“What do you mean, Ian goes to church?” other parents and teachers would ask me about my son, who has autism spectrum disorder. “How can he stay still for that long?” Ian would leap out of his chair in class and sway back and forth. At home, nothing could keep his attention – not movies, TV, or even baking his favorite cookies. In his day program, he needed constant one-to-one supervision in order to do his work. So what is it about the Orthodox Church that allows Ian to follow the deacon’s frequent reminders in the Liturgy “to attend”?
First of all, there is the music. Ian taps his foot and sways to music of all kinds, but the words contained in the rhythm and repetition of chanting keep his attention and stay in his memory. This is no accident, because the Orthodox Church has relied on the senses to teach its doctrine since the very beginning.
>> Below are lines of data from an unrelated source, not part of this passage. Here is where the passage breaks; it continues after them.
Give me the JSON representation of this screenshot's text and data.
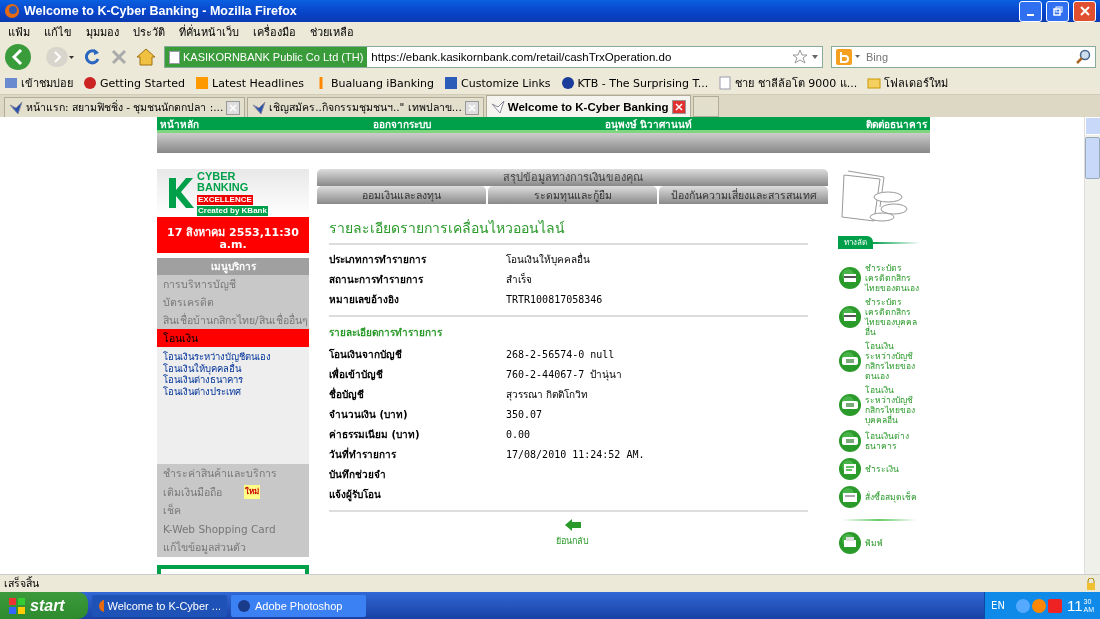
{
  "window": {
    "title": "Welcome to K-Cyber Banking - Mozilla Firefox"
  },
  "menu": [
    "แฟ้ม",
    "แก้ไข",
    "มุมมอง",
    "ประวัติ",
    "ที่คั่นหน้าเว็บ",
    "เครื่องมือ",
    "ช่วยเหลือ"
  ],
  "navbar": {
    "identity": "KASIKORNBANK Public Co Ltd (TH)",
    "url": "https://ebank.kasikornbank.com/retail/cashTrxOperation.do",
    "search_placeholder": "Bing"
  },
  "bookmarks": [
    "เข้าชมบ่อย",
    "Getting Started",
    "Latest Headlines",
    "Bualuang iBanking",
    "Customize Links",
    "KTB - The Surprising T...",
    "ชาย ชาลีล้อโต 9000 แ...",
    "โฟลเดอร์ใหม่"
  ],
  "tabs": [
    {
      "label": "หน้าแรก: สยามฟิชชิ่ง - ชุมชนนักตกปลา :...",
      "selected": false
    },
    {
      "label": "เชิญสมัคร..กิจกรรมชุมชนฯ..\" เทพปลาข...",
      "selected": false
    },
    {
      "label": "Welcome to K-Cyber Banking",
      "selected": true
    }
  ],
  "page": {
    "top_links": [
      "หน้าหลัก",
      "ออกจากระบบ",
      "อนุพงษ์ นิวาศานนท์",
      "ติดต่อธนาคาร"
    ],
    "sidebar": {
      "logo": {
        "line1": "CYBER",
        "line2": "BANKING",
        "badge": "EXCELLENCE",
        "credit": "Created by KBank"
      },
      "date": "17 สิงหาคม 2553,11:30 a.m.",
      "menu_title": "เมนูบริการ",
      "items": [
        {
          "label": "การบริหารบัญชี",
          "selected": false
        },
        {
          "label": "บัตรเครดิต",
          "selected": false
        },
        {
          "label": "สินเชื่อบ้านกสิกรไทย/สินเชื่ออื่นๆ",
          "selected": false
        },
        {
          "label": "โอนเงิน",
          "selected": true,
          "children": [
            "โอนเงินระหว่างบัญชีตนเอง",
            "โอนเงินให้บุคคลอื่น",
            "โอนเงินต่างธนาคาร",
            "โอนเงินต่างประเทศ"
          ]
        }
      ],
      "more_items": [
        {
          "label": "ชำระค่าสินค้าและบริการ"
        },
        {
          "label": "เติมเงินมือถือ",
          "badge": "ใหม่"
        },
        {
          "label": "เช็ค"
        },
        {
          "label": "K-Web Shopping Card"
        },
        {
          "label": "แก้ไขข้อมูลส่วนตัว"
        }
      ]
    },
    "summary": {
      "title": "สรุปข้อมูลทางการเงินของคุณ",
      "tabs": [
        "ออมเงินและลงทุน",
        "ระดมทุนและกู้ยืม",
        "ป้องกันความเสี่ยงและสารสนเทศ"
      ]
    },
    "detail": {
      "title": "รายละเอียดรายการเคลื่อนไหวออนไลน์",
      "rows": [
        {
          "label": "ประเภทการทำรายการ",
          "value": "โอนเงินให้บุคคลอื่น"
        },
        {
          "label": "สถานะการทำรายการ",
          "value": "สำเร็จ"
        },
        {
          "label": "หมายเลขอ้างอิง",
          "value": "TRTR100817058346"
        }
      ],
      "section": "รายละเอียดการทำรายการ",
      "rows2": [
        {
          "label": "โอนเงินจากบัญชี",
          "value": "268-2-56574-0 null"
        },
        {
          "label": "เพื่อเข้าบัญชี",
          "value": "760-2-44067-7 ป้านุ่นา"
        },
        {
          "label": "ชื่อบัญชี",
          "value": "สุวรรณา กิตติโกวิท"
        },
        {
          "label": "จำนวนเงิน (บาท)",
          "value": "350.07"
        },
        {
          "label": "ค่าธรรมเนียม (บาท)",
          "value": "0.00"
        },
        {
          "label": "วันที่ทำรายการ",
          "value": "17/08/2010 11:24:52 AM."
        },
        {
          "label": "บันทึกช่วยจำ"
        },
        {
          "label": "แจ้งผู้รับโอน"
        }
      ],
      "back": "ย้อนกลับ"
    },
    "shortcuts": {
      "title": "ทางลัด",
      "items": [
        {
          "label": "ชำระบัตรเครดิตกสิกรไทยของตนเอง",
          "kind": "card"
        },
        {
          "label": "ชำระบัตรเครดิตกสิกรไทยของบุคคลอื่น",
          "kind": "card"
        },
        {
          "label": "โอนเงินระหว่างบัญชีกสิกรไทยของตนเอง",
          "kind": "transfer"
        },
        {
          "label": "โอนเงินระหว่างบัญชีกสิกรไทยของบุคคลอื่น",
          "kind": "transfer"
        },
        {
          "label": "โอนเงินต่างธนาคาร",
          "kind": "transfer"
        },
        {
          "label": "ชำระเงิน",
          "kind": "bill"
        },
        {
          "label": "สั่งซื้อสมุดเช็ค",
          "kind": "book"
        }
      ],
      "print": "พิมพ์"
    }
  },
  "status_bar": "เสร็จสิ้น",
  "taskbar": {
    "start": "start",
    "tasks": [
      {
        "label": "Welcome to K-Cyber ...",
        "selected": true
      },
      {
        "label": "Adobe Photoshop",
        "selected": false
      }
    ],
    "language": "EN",
    "clock": {
      "hour": "11",
      "minute": "30",
      "ampm": "AM"
    }
  }
}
Besides hearing the Word, we can see and learn about the characters and events in the Bible that are displayed everywhere in the church. Ian enjoys looking at the murals and icons in church that, along with the burning candles, calm him and help him to focus. He also tracks the colors of the priest’s garments and the processions around the altar. Smelling incense and flowers in the church is another sensory pathway to Ian’s memory. Before praying for his family, he sniffs the roses and candles.
Why are the repetition of words, and the chants and the movements so important to someone like Ian with symptoms of autism? Ian knows that he can count on the same order of liturgy every Sunday. This consistency gives a meaningful pattern and framework to the torrent of overwhelming sensations. Unchanging is not only a historical characteristic of the liturgy, it is also an important psychological strength. In these times of overnight change, we all need a place and time to come for support and consistency.
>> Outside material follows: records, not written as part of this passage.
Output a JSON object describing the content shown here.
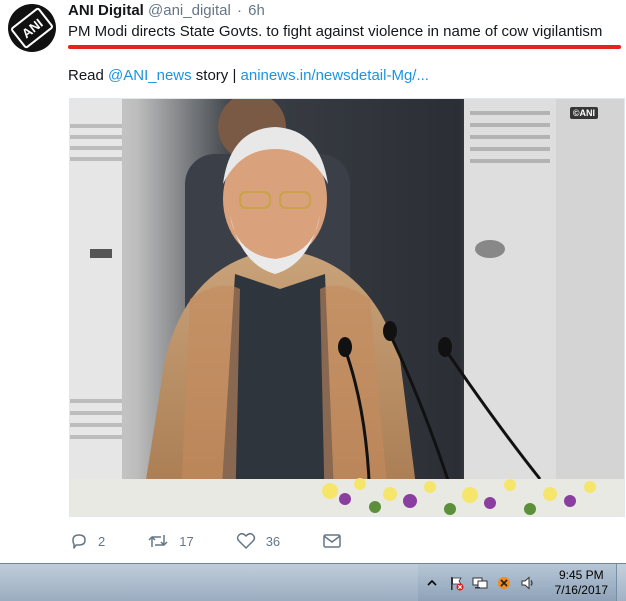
{
  "tweet": {
    "display_name": "ANI Digital",
    "screen_name": "@ani_digital",
    "dot": "·",
    "time": "6h",
    "headline": "PM Modi directs State Govts. to fight against violence in name of cow vigilantism",
    "read_prefix": "Read ",
    "read_mention": "@ANI_news",
    "read_middle": " story | ",
    "read_link": "aninews.in/newsdetail-Mg/...",
    "avatar_text": "ANI",
    "media_watermark": "©ANI",
    "actions": {
      "reply_count": "2",
      "retweet_count": "17",
      "like_count": "36"
    }
  },
  "taskbar": {
    "time": "9:45 PM",
    "date": "7/16/2017",
    "tray_icons": [
      "chevron-up-icon",
      "action-center-flag-icon",
      "network-icon",
      "app-tray-icon",
      "volume-icon"
    ]
  },
  "colors": {
    "link": "#1b95e0",
    "underline": "#e5221c",
    "muted": "#657786"
  }
}
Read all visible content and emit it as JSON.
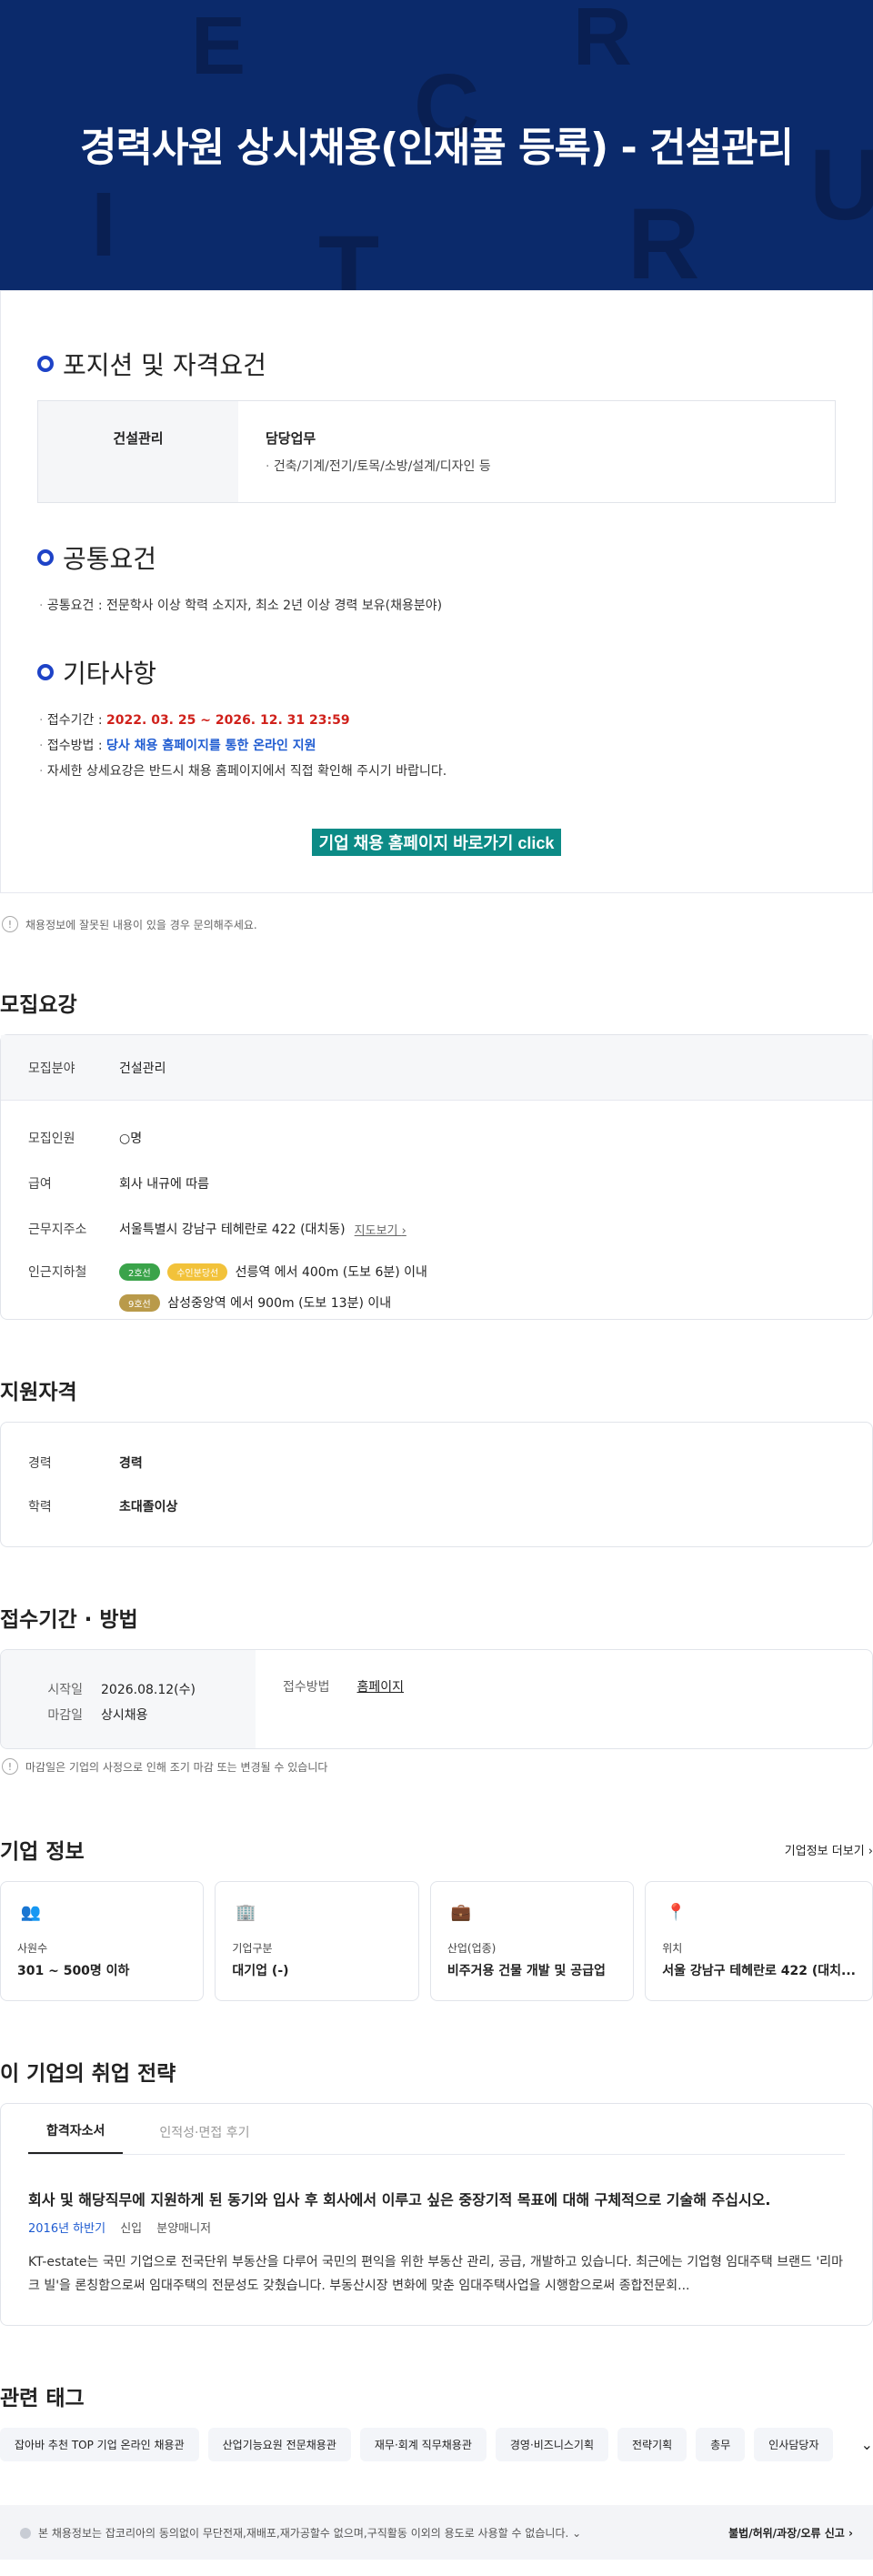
{
  "hero": {
    "title": "경력사원 상시채용(인재풀 등록) - 건설관리",
    "bg_letters": [
      "E",
      "R",
      "C",
      "I",
      "U",
      "R",
      "T",
      "R"
    ]
  },
  "position": {
    "heading": "포지션 및 자격요건",
    "field": "건설관리",
    "duty_label": "담당업무",
    "duty": "건축/기계/전기/토목/소방/설계/디자인 등"
  },
  "common": {
    "heading": "공통요건",
    "text": "공통요건 : 전문학사 이상 학력 소지자, 최소 2년 이상 경력 보유(채용분야)"
  },
  "etc": {
    "heading": "기타사항",
    "period_label": "접수기간 : ",
    "period_value": "2022. 03. 25 ~ 2026. 12. 31  23:59",
    "method_label": "접수방법 : ",
    "method_value": "당사 채용 홈페이지를 통한 온라인 지원",
    "note": "자세한 상세요강은 반드시 채용 홈페이지에서 직접 확인해 주시기 바랍니다.",
    "cta": "기업 채용 홈페이지 바로가기 click"
  },
  "report_text": "채용정보에 잘못된 내용이 있을 경우 문의해주세요.",
  "summary": {
    "heading": "모집요강",
    "field_k": "모집분야",
    "field_v": "건설관리",
    "headcount_k": "모집인원",
    "headcount_v": "○명",
    "pay_k": "급여",
    "pay_v": "회사 내규에 따름",
    "addr_k": "근무지주소",
    "addr_v": "서울특별시 강남구 테헤란로 422 (대치동)",
    "map_link": "지도보기",
    "station_k": "인근지하철",
    "line2": "2호선",
    "line_sb": "수인분당선",
    "line9": "9호선",
    "station1": "선릉역 에서 400m (도보 6분) 이내",
    "station2": "삼성중앙역 에서 900m (도보 13분) 이내"
  },
  "qual": {
    "heading": "지원자격",
    "exp_k": "경력",
    "exp_v": "경력",
    "edu_k": "학력",
    "edu_v": "초대졸이상"
  },
  "apply": {
    "heading": "접수기간 · 방법",
    "start_k": "시작일",
    "start_v": "2026.08.12(수)",
    "end_k": "마감일",
    "end_v": "상시채용",
    "method_k": "접수방법",
    "method_v": "홈페이지",
    "note": "마감일은 기업의 사정으로 인해 조기 마감 또는 변경될 수 있습니다"
  },
  "company": {
    "heading": "기업 정보",
    "more": "기업정보 더보기",
    "cards": [
      {
        "k": "사원수",
        "v": "301 ~ 500명 이하",
        "icon": "people-icon",
        "color": "#5b8def"
      },
      {
        "k": "기업구분",
        "v": "대기업 (-)",
        "icon": "building-icon",
        "color": "#8c98b5"
      },
      {
        "k": "산업(업종)",
        "v": "비주거용 건물 개발 및 공급업",
        "icon": "briefcase-icon",
        "color": "#c0602a"
      },
      {
        "k": "위치",
        "v": "서울 강남구 테헤란로 422 (대치...",
        "icon": "location-pin-icon",
        "color": "#2f6de1"
      }
    ]
  },
  "strategy": {
    "heading": "이 기업의 취업 전략",
    "tab1": "합격자소서",
    "tab2": "인적성·면접 후기",
    "question": "회사 및 해당직무에 지원하게 된 동기와 입사 후 회사에서 이루고 싶은 중장기적 목표에 대해 구체적으로 기술해 주십시오.",
    "year": "2016년 하반기",
    "type": "신입",
    "role": "분양매니저",
    "answer": "KT-estate는 국민 기업으로 전국단위 부동산을 다루어 국민의 편익을 위한 부동산 관리, 공급, 개발하고 있습니다. 최근에는 기업형 임대주택 브랜드 '리마크 빌'을 론칭함으로써 임대주택의 전문성도 갖췄습니다. 부동산시장 변화에 맞춘 임대주택사업을 시행함으로써 종합전문회..."
  },
  "tags": {
    "heading": "관련 태그",
    "items": [
      "잡아바 추천 TOP 기업 온라인 채용관",
      "산업기능요원 전문채용관",
      "재무·회계 직무채용관",
      "경영·비즈니스기획",
      "전략기획",
      "총무",
      "인사담당자"
    ]
  },
  "footer": {
    "notice": "본 채용정보는 잡코리아의 동의없이 무단전재,재배포,재가공할수 없으며,구직활동 이외의 용도로 사용할 수 없습니다.",
    "report": "불법/허위/과장/오류 신고"
  }
}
As Martin, my strawberry-blonde, two-and-a-half year-old bundle of energy, continued lining up little cars the length of the carpet, I watched intently, hoping that the kind lady who interviewed us would return to tell me that we had nothing to worry about: Martin would be just fine. I knew, though, that this interview would not likely end so well. Still, I could not have been less prepared for the news: “Your son is developmentally 12 to 18 months old.” I couldn’t breathe. I think I nodded, and I know someone gave me some tissues, but I do not remember anything that was said to me after that.
In that moment, 17 years ago, everything we thought our lives would be, changed. Today, Martin is a happy young man. At age 19 and a half, he is developmentally 10 to 12 years old. Yet he attends a job training school, from which he works as a janitor two hours a day at a police station. He has friends he sees at school, and he loves going to church. Sunday morning Liturgy is his favorite. Since he knows the service intimately, he chants along and gives himself over to the work of worship with joy. He is quite a blessing to us, and it is now difficult for me to think of my beautiful son apart from his autism. He is exactly as our Lord God intended him to be.
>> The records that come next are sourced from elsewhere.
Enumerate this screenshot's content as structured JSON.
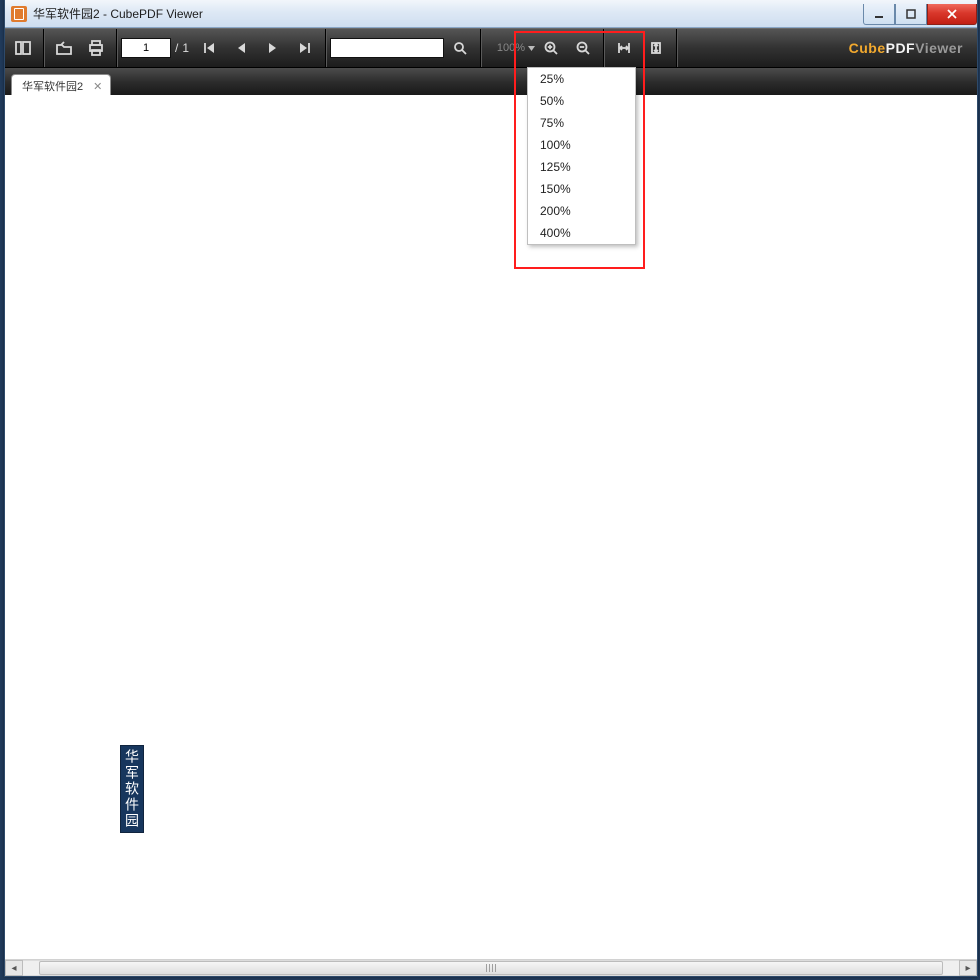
{
  "titlebar": {
    "title": "华军软件园2 - CubePDF Viewer"
  },
  "tabs": [
    {
      "label": "华军软件园2"
    }
  ],
  "page": {
    "current": "1",
    "sep": "/",
    "total": "1"
  },
  "search": {
    "value": ""
  },
  "zoom": {
    "value": "100%",
    "options": [
      "25%",
      "50%",
      "75%",
      "100%",
      "125%",
      "150%",
      "200%",
      "400%"
    ]
  },
  "logo": {
    "part1": "Cube",
    "part2": "PDF",
    "part3": "Viewer"
  },
  "document": {
    "body_text": "华军软件园"
  }
}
Martin is not unique, however. In our parishes, in our communities, in our dioceses, in our archdiocese, in our patriarchate, and in the world at large, children like Martin and their families suffer from the effects of their disabilities with few resources to help them. This year the Antiochian Women, with the blessing of His Eminence Metropolitan Phillip, have launched a new project, “Children with Special Needs.” Our son’s story may give you some idea of how such a project can help these special children.